The math professor's mirror -- his name is Andrew Hicks, BA, MA, Ph.D., by the way -- is worth checking out. Data shows its field of view is roughly three times that of the driver's side mirrors we now use in the United States, and the image distortion it produces is practically nil. The mirror has received attention as a possible product for European markets [source: Drexel]. The inventor says it was inspired by a disco ball. You can read about the science behind it here.

Sources

  • Flinn, Gallagher. "How Mirrors Work." HowStuffWorks. (Oct. 9, 2012) http://science.howstuffworks.com/innovation/everyday-innovations/mirror.htm
  • "Image Formation Revisited." The Physics Classroom. (Oct. 12, 2012) http://www.physicsclassroom.com/class/refrn/u14l5c.cfm
  • "Math professor's side mirror that eliminates 'blind spot' receives US patent." PHYS.org. June 7, 2012. (Oct. 9, 2012) http://phys.org/news/2012-06-math-professor-side-mirror-patent.html
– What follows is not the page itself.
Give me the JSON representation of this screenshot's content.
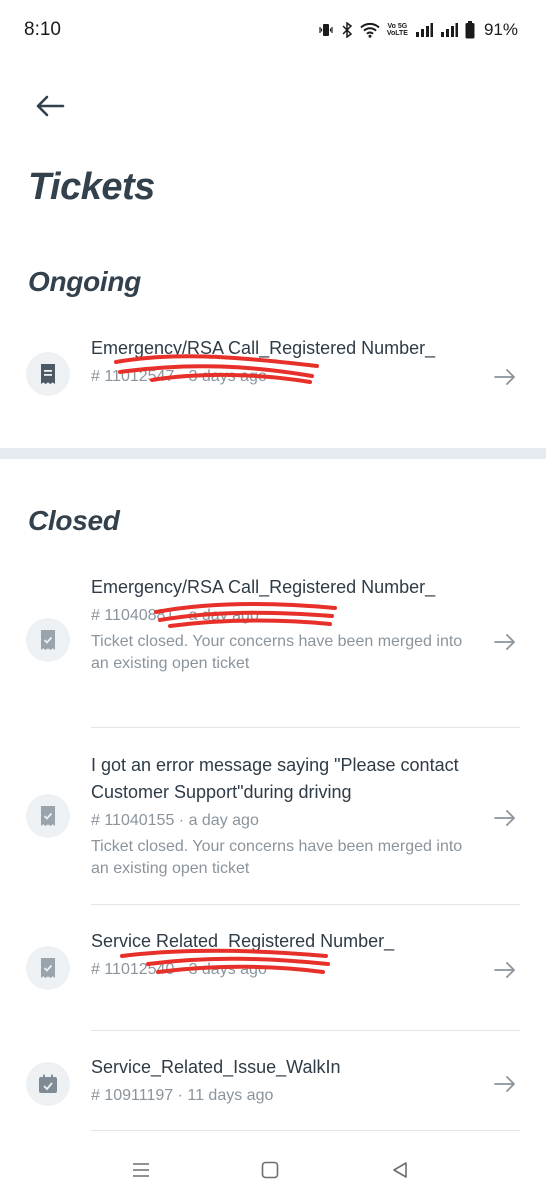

  • "Reflection and Image Formation for Convex Mirrors." The Physics Classroom. (Oct. 9, 2012) http://www.physicsclassroom.com/class/refln/u13l4a.cfm
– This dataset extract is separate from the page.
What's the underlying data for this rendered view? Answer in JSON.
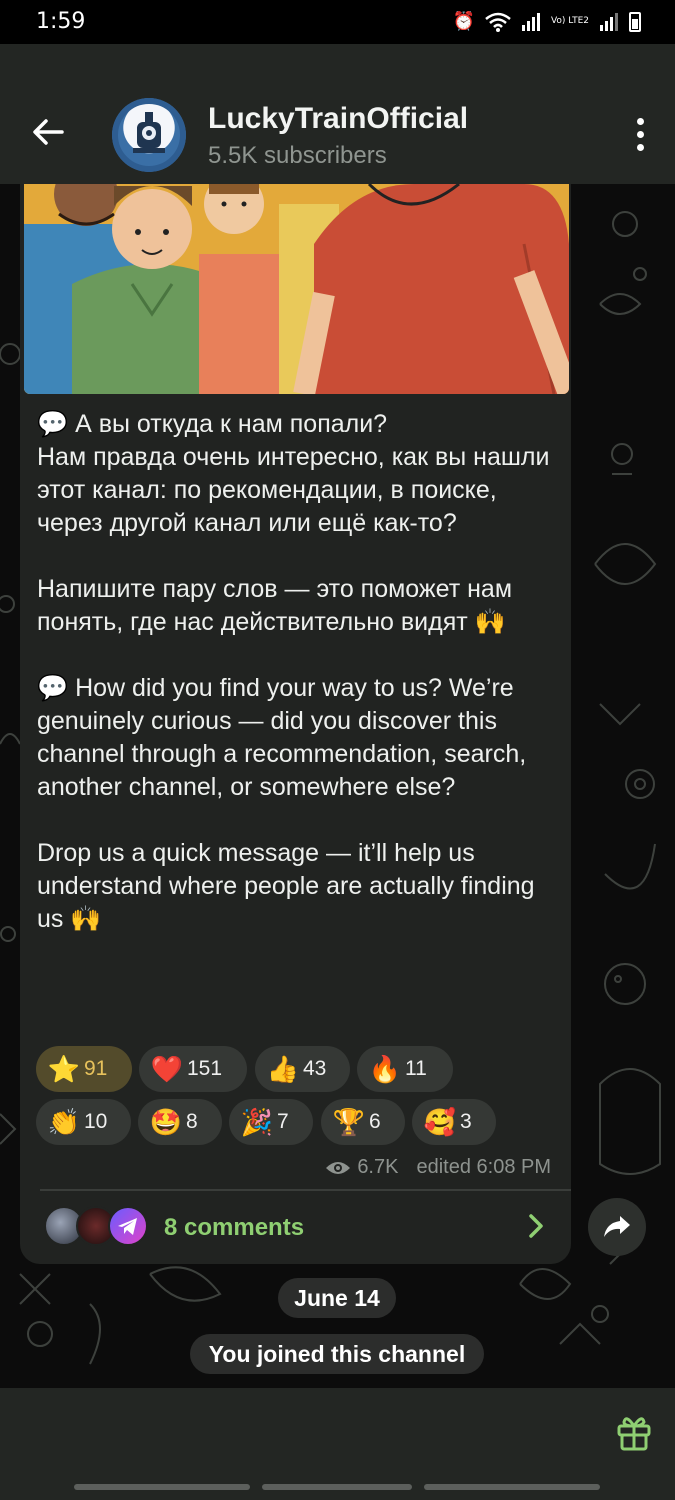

  • Safkan, Yasar. "Why does the passenger side window on my car state 'objects in mirror are closer than they appear?" PhysLink. (Oct. 9, 2012) http://www.physlink.com/education/askexperts/ae449.cfm
  • Taub, Eric A. "In Defense of Convex Driver's-Side Mirrors." Wheels – The New York Times. Dec. 30, 2010. (Oct. 9, 2012) http://wheels.blogs.nytimes.com/2010/12/30/in-defense-of-convex-drivers-side-mirrors/